Here’s the link to the SLAA 40 questions ->

And please remember, this is help out there and you’re not alone…

Peace, love, light, and joy,
Andrew Arthur Dawson

The Addiction That Still Seems To Make Everyone Uncomfortable Talking About…

I’m a pretty open and forthcoming person about all my former addiction-laden life, both in my writing and with any public speaking opportunity. While I’ve found it to be quite freeing being that way, I’ve noticed there is one of my past addictions that still seems to make everyone uncomfortable anytime I talk about it. That being a sex and love addiction.

Like alcohol addiction, drug addiction, gambling addiction, overeating addiction, and plenty of other addictions, each were once often misunderstood by the general population. Take alcohol addiction for example. The general assumption long ago was that an alcoholic was someone who was homeless and always had a paper bag-enclosed bottle of some type of alcohol in hand. It was also thought more than not back then that a little more self-control was needed to curb the behavior of someone who drank too much. Nevertheless, it was something not talked about much early on and tended to make people uncomfortable when brought up. The same has been true of any other addiction that emerged into the populace over ensuing years. Yet, as more people have come forward and talked about their own battles with varying addictions, the more each addiction has become understood in society and led to greater acceptance.

Unfortunately, that’s not the case as of yet with sex and love addiction. Currently, the picture still being painted of a sex and love addict in most places in this world is of someone who is either a pedophile or a pervert in general that likes to do things such as exposing themselves in public, especially to children. Sadly, both are quite far from the real picture of the majority of sex and love addicts.

In my case, my former sex addiction consistently related to viewing pornography and engaging in cyber/phone sex acts, all of which were always connected to people my age or older, and usually far older than I at that. As for my former love addiction, which was far worse, I had the tendency to chase after various unobtainable individuals who I’d become infatuated with, always claiming they were my soul mate and then sacrificing my entire life to being around them. And no matter how much I ever tried to self-control either of my sex or love addiction behaviors, I could never seem to escape them.

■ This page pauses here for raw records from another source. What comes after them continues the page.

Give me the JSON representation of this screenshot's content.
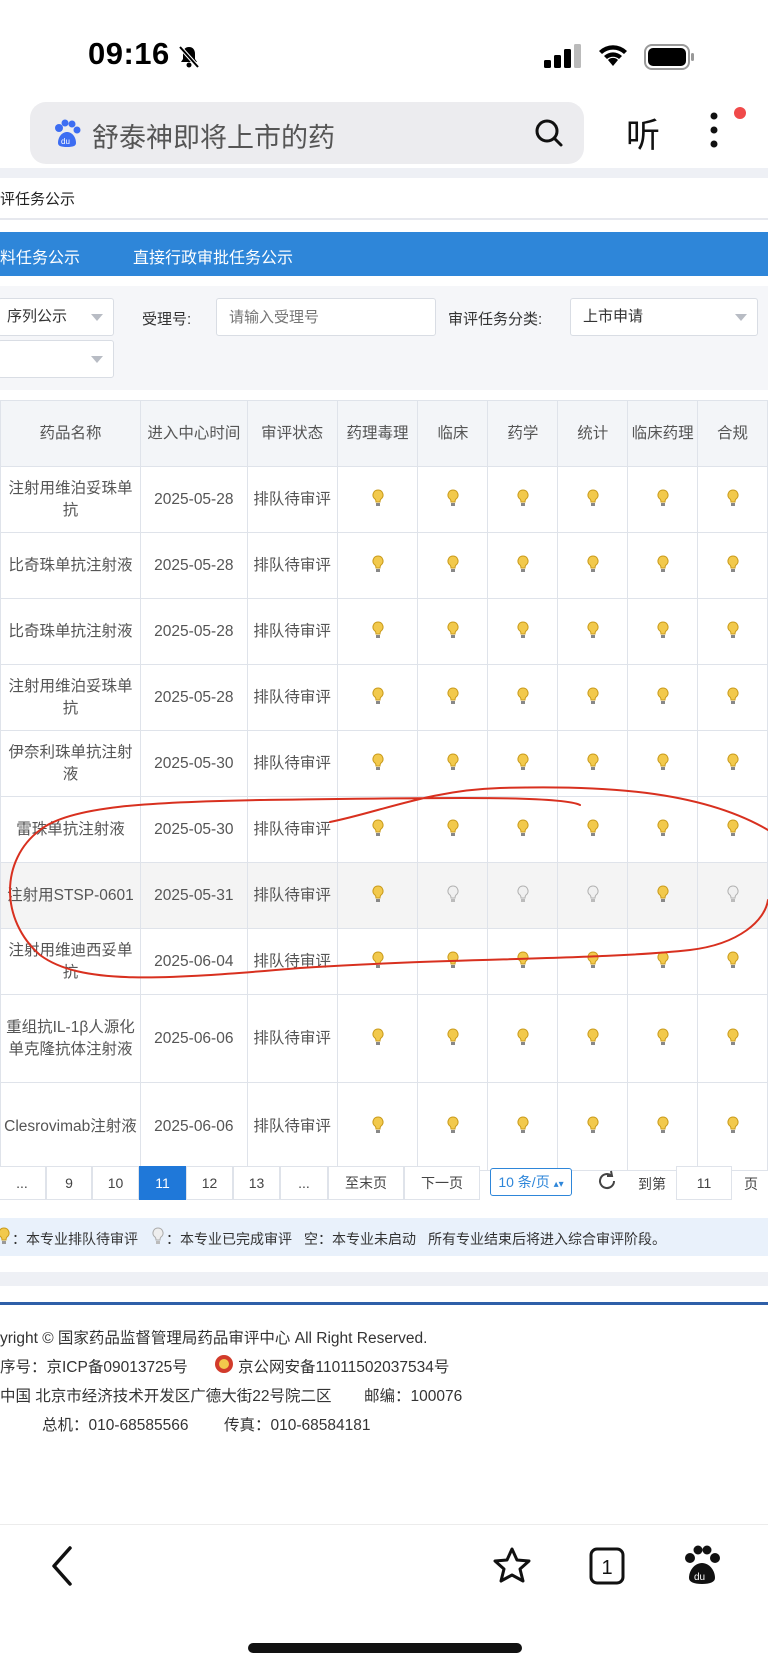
{
  "status_bar": {
    "time": "09:16"
  },
  "search": {
    "query": "舒泰神即将上市的药",
    "listen_label": "听"
  },
  "page": {
    "title": "评任务公示",
    "tabs": [
      "料任务公示",
      "直接行政审批任务公示"
    ]
  },
  "filters": {
    "sequence_select": "序列公示",
    "accept_label": "受理号:",
    "accept_placeholder": "请输入受理号",
    "category_label": "审评任务分类:",
    "category_value": "上市申请",
    "second_select": ""
  },
  "table": {
    "headers": [
      "药品名称",
      "进入中心时间",
      "审评状态",
      "药理毒理",
      "临床",
      "药学",
      "统计",
      "临床药理",
      "合规"
    ],
    "rows": [
      {
        "name": "注射用维泊妥珠单抗",
        "date": "2025-05-28",
        "status": "排队待审评",
        "review": [
          "pending",
          "pending",
          "pending",
          "pending",
          "pending",
          "pending"
        ]
      },
      {
        "name": "比奇珠单抗注射液",
        "date": "2025-05-28",
        "status": "排队待审评",
        "review": [
          "pending",
          "pending",
          "pending",
          "pending",
          "pending",
          "pending"
        ]
      },
      {
        "name": "比奇珠单抗注射液",
        "date": "2025-05-28",
        "status": "排队待审评",
        "review": [
          "pending",
          "pending",
          "pending",
          "pending",
          "pending",
          "pending"
        ]
      },
      {
        "name": "注射用维泊妥珠单抗",
        "date": "2025-05-28",
        "status": "排队待审评",
        "review": [
          "pending",
          "pending",
          "pending",
          "pending",
          "pending",
          "pending"
        ]
      },
      {
        "name": "伊奈利珠单抗注射液",
        "date": "2025-05-30",
        "status": "排队待审评",
        "review": [
          "pending",
          "pending",
          "pending",
          "pending",
          "pending",
          "pending"
        ]
      },
      {
        "name": "雷珠单抗注射液",
        "date": "2025-05-30",
        "status": "排队待审评",
        "review": [
          "pending",
          "pending",
          "pending",
          "pending",
          "pending",
          "pending"
        ]
      },
      {
        "name": "注射用STSP-0601",
        "date": "2025-05-31",
        "status": "排队待审评",
        "review": [
          "pending",
          "done",
          "done",
          "done",
          "pending",
          "done"
        ]
      },
      {
        "name": "注射用维迪西妥单抗",
        "date": "2025-06-04",
        "status": "排队待审评",
        "review": [
          "pending",
          "pending",
          "pending",
          "pending",
          "pending",
          "pending"
        ]
      },
      {
        "name": "重组抗IL-1β人源化单克隆抗体注射液",
        "date": "2025-06-06",
        "status": "排队待审评",
        "review": [
          "pending",
          "pending",
          "pending",
          "pending",
          "pending",
          "pending"
        ]
      },
      {
        "name": "Clesrovimab注射液",
        "date": "2025-06-06",
        "status": "排队待审评",
        "review": [
          "pending",
          "pending",
          "pending",
          "pending",
          "pending",
          "pending"
        ]
      }
    ]
  },
  "pagination": {
    "pages": [
      "...",
      "9",
      "10",
      "11",
      "12",
      "13",
      "..."
    ],
    "current": "11",
    "last_label": "至末页",
    "next_label": "下一页",
    "page_size": "10 条/页",
    "goto_label": "到第",
    "goto_value": "11",
    "page_suffix": "页"
  },
  "legend": {
    "pending": "：本专业排队待审评",
    "done": "：本专业已完成审评",
    "empty": "空：本专业未启动",
    "note": "所有专业结束后将进入综合审评阶段。"
  },
  "footer": {
    "copyright": "yright © 国家药品监督管理局药品审评中心    All Right Reserved.",
    "icp": "序号：京ICP备09013725号",
    "police": "京公网安备11011502037534号",
    "address": "中国  北京市经济技术开发区广德大街22号院二区",
    "postcode": "邮编：100076",
    "phone": "总机：010-68585566",
    "fax": "传真：010-68584181"
  },
  "colors": {
    "accent": "#2e86d9",
    "pending_bulb": "#f2c94c",
    "done_bulb": "#d8d8d8",
    "annotation": "#d8301f"
  },
  "icons": [
    "bell-slash-icon",
    "signal-icon",
    "wifi-icon",
    "battery-icon",
    "baidu-logo-icon",
    "search-icon",
    "more-icon",
    "back-icon",
    "star-icon",
    "tabs-icon",
    "baidu-paw-icon",
    "refresh-icon"
  ]
}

Thankfully, there were those who came before me that had enough wherewithal to start to talk about this addiction and create programs like Sex Addicts Anonymous (SAA), Sex and Love Addicts Anonymous (SLAA), and Sexaholics Anonymous (SA). If it wasn’t for them, I’d probably have accepted much of the harsh labels and judgements still being placed on those who suffer from this addiction.

So, here are a few facts with sex and love addiction. Like all other addictions, sex and love addicts can’t miraculously find enough self-control to curb it. Sex addicts are not just pedophiles, perverts, or people who haven’t exerted enough self-control to deal with their sexual appetites. And love addicts are not just codependent individuals who have no sense of self-esteem. Rather, there are deeply-ingrained issues within each person who suffers from this addiction that have led to the addiction in the first place.

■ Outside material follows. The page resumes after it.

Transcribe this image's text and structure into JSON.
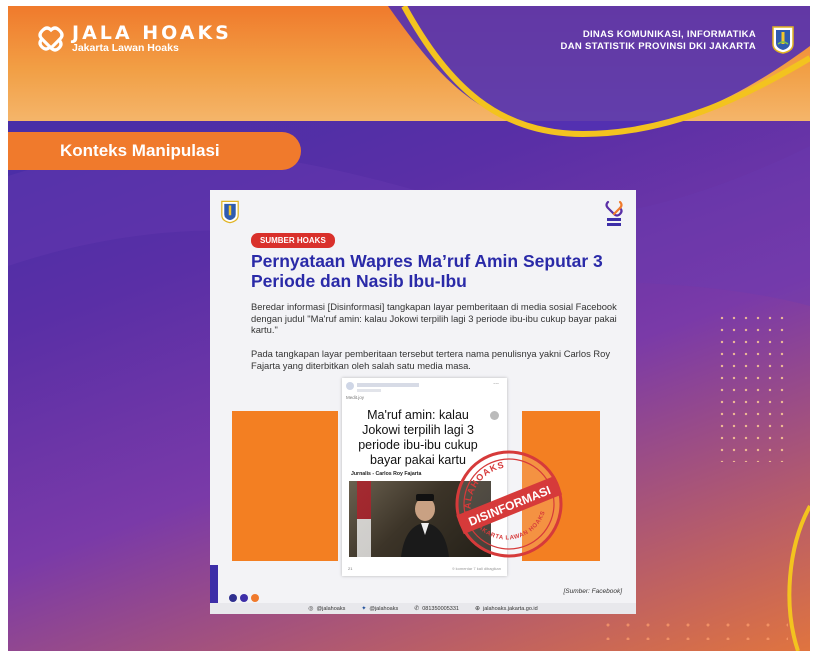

My sex addiction began as a way to deal with my feeling inadequate in this world, something that started way back in my childhood. My love addiction began in a similar way, because I never grew any sense of identity growing up and instead my life was always about pleasing my parents and then everyone else in turn.

The bottom line here is that sex and love addiction doesn’t need to make anyone uncomfortable. Most of the other prominent addictions don’t make people uncomfortable anymore because so many have come forward and talked about them publicly making each more understood. The same can be true for sex and love addiction. It’s just going to take more people coming forward and braving the masses to tell their story like I continue to do…

Peace, love, light, and joy,
Andrew Arthur Dawson